When embarking on a 5S program, companies should proceed through each point sequentially. This is a proven path to creating and maintaining organization. Likewise, this approach ensures safety issues are addressed as the organization effort moves forward. Here’s how:

• Sorting. The goal is twofold: Identify things that are not needed, and limit the quantities of things that are needed. Evaluating everything contained in an area has an added benefit of seeing what equipment really is being used and if it is operating properly and safely. It is a chance to review potential risks to operators and other employees working in the area. Often, the condition of equipment and its potential for unsafe operation is a determining factor in whether it stays or is removed. Effective sorting reduces the amount of clutter in an area, leading to reduced hazards and an all-around safer work area.

• Setting in Order. This requires finding the best places to keep necessary items. Safety plays a major role in selecting these places. Decisions regarding storage of large and heavy items, handling and storage of tools and other sharp objects, location of areas that must be kept clear (such as aisles and spaces in front of utility panels), and the best location for safety equipment (fire extinguishers, safety showers, eyewash stations and more) must be made in the interest of employee safety.

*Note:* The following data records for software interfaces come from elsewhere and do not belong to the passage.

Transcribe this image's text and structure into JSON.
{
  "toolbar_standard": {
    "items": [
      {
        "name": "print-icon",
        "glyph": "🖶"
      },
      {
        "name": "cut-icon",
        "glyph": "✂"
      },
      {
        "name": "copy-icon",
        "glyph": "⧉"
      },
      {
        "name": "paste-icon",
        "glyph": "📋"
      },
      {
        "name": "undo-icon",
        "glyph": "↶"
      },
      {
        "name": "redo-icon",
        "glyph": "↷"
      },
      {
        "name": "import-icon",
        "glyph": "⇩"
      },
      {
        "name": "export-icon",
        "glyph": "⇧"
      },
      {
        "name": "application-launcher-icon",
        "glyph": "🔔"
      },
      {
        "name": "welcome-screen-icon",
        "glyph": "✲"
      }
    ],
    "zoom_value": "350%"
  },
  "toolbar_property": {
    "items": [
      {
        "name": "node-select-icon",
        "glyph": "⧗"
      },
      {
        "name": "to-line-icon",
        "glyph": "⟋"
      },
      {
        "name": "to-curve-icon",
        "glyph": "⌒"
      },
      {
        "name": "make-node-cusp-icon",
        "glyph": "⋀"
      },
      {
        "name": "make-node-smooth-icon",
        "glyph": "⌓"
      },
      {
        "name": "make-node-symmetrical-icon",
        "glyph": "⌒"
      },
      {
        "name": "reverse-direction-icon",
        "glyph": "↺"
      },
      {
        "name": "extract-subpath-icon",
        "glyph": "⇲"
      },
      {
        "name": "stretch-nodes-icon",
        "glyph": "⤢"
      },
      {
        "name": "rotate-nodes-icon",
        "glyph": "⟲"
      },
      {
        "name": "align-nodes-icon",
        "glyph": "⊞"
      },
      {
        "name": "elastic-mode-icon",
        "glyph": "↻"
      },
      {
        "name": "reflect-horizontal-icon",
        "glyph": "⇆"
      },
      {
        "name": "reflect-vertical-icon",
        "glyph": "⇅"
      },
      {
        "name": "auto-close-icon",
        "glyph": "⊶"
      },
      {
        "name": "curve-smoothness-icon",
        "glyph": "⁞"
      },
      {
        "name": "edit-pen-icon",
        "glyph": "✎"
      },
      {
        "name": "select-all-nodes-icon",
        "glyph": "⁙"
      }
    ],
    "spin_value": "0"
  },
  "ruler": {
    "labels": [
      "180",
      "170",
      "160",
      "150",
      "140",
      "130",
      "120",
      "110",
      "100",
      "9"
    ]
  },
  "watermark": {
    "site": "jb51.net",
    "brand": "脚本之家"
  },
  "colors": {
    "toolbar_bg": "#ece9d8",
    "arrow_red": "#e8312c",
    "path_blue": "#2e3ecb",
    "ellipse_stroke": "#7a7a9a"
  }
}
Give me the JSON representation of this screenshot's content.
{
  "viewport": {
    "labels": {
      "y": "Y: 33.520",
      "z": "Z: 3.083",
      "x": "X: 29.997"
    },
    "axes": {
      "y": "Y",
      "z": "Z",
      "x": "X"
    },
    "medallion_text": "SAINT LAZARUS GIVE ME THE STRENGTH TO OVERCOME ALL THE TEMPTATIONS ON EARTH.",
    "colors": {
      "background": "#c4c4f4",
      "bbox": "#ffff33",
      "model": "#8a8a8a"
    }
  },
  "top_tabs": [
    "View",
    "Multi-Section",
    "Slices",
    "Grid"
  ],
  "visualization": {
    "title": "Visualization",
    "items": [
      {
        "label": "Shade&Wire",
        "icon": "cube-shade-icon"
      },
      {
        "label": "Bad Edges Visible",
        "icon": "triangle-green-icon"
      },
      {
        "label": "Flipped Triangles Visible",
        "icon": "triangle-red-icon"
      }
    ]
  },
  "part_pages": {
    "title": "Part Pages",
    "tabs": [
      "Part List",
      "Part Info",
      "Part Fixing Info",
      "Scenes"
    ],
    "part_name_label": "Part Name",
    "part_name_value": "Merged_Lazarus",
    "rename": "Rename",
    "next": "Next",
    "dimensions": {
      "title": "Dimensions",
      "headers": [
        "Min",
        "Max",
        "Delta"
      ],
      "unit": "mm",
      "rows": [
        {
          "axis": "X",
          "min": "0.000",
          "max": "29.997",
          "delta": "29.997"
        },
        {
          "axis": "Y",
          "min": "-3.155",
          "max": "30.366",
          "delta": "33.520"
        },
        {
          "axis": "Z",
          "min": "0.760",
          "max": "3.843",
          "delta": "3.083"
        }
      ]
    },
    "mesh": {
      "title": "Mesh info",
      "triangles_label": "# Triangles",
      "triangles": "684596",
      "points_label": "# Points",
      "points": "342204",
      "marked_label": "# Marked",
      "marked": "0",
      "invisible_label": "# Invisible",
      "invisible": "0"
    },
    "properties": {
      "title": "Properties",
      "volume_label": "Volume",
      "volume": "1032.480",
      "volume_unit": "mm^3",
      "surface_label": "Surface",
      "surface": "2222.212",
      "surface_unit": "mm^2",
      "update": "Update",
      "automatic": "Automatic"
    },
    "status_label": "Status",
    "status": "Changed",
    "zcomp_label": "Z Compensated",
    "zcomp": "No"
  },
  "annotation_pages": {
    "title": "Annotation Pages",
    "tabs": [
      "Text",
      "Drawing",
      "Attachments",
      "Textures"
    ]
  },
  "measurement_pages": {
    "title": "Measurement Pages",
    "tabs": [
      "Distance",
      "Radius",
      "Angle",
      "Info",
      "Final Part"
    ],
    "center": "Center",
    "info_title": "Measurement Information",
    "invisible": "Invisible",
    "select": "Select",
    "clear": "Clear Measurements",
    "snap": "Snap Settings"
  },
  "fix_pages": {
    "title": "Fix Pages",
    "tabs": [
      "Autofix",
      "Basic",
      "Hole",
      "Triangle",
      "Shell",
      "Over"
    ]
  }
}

• Shining. This must factor in safety. Cleaning chemicals must be handled, stored and disposed of properly. Brooms and mops must be stored somewhere that is easily accessible but secure when not in use. Simply propping up such items against walls, cabinets or doors is unsafe and can cause injury. When machines or equipment need to be cleaned, safety protocols must be part of the cleaning procedure and clearly understood by all involved. “Warning” and “danger” signs must be adhered to without fail. Shining provides another opportunity to check machines and equipment for unsafe conditions, such as frayed wires, holey hoses and leaky pipes and valves.

• Standardizing. The process of creating rules or guidelines to support the first three points must be grounded in safe practices. If color-coding is employed, it must be consistent from area to area. If yellow-and-black tiger-striped tape is used to mark out a floor area, everyone must understand its purpose is to keep the area clear. Likewise, a floor area painted with a solid yellow block or outlined with yellow tape must have consistent meaning. (I have seen them serve both as areas to be kept clear and areas where things are to be kept.) Even guidelines as simple as labeling practices need to be clear, as misplaced items could have a safety impact down the road. For instance, does the label on the shelf refer to the items above or below it? Standards for disposing of sharps, storage of flammables and identification of motorized-vehicle/pedestrian-only areas all have safety at their foundation.

• Sustaining. Checking whether the agreed-upon standards are being followed must also focus on safety. Any work-area audit must address not only whether things are in the right place and in the right quantity, but also whether unsafe practices are occurring. Trip hazards, spills, motorized-vehicle operating violations, misapplication of personal protective equipment (PPE), disabled machine safety features and other problems must be identified and corrected as discovered. A strict no-tolerance policy must be enforced for any safety issues found during the audit. Anything less only condones unsafe work practices; inaction actually encourages them.

Some prefer a separate safety component, or sixth “S” of workplace organization. I see greater benefit to a 5S program that incorporates safety in each and every step.